Records from a collection:
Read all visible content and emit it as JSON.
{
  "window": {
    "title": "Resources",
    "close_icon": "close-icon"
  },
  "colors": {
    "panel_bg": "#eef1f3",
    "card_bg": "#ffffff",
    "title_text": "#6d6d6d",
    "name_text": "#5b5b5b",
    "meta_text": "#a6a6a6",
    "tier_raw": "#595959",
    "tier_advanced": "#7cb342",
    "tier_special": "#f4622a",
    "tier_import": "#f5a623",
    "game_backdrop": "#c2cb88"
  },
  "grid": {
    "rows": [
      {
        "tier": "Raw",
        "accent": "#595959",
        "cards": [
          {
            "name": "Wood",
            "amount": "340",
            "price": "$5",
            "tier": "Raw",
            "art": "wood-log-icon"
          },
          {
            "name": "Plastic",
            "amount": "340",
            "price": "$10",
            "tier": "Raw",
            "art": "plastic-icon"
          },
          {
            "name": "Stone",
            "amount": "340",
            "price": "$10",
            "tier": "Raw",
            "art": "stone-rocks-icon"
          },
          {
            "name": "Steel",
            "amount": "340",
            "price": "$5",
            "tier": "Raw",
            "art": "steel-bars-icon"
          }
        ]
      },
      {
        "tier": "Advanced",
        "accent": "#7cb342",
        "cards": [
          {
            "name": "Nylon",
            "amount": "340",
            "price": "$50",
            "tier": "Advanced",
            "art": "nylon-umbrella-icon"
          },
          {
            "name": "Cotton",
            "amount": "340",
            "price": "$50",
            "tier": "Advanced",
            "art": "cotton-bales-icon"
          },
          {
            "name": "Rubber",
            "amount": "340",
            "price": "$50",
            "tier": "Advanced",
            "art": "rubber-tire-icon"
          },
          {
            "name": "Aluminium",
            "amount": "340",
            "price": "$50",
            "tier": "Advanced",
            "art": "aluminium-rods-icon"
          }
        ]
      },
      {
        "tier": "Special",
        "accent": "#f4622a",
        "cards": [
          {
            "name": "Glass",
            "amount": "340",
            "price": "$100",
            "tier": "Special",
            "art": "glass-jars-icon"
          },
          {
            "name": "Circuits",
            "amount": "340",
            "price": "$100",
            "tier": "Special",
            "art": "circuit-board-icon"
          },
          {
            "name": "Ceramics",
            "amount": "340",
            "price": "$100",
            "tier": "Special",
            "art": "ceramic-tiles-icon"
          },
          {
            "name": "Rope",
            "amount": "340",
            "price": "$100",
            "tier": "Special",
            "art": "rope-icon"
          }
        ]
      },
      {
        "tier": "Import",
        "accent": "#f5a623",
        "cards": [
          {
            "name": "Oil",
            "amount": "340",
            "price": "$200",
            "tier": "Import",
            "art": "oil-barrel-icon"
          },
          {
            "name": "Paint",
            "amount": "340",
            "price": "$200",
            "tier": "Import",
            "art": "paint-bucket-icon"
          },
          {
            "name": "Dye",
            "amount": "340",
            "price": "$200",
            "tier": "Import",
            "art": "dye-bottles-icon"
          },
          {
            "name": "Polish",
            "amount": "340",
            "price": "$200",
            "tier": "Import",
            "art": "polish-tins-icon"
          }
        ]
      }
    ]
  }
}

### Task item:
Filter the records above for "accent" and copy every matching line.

### Exercise result:
        "accent": "#595959",
        "accent": "#7cb342",
        "accent": "#f4622a",
        "accent": "#f5a623",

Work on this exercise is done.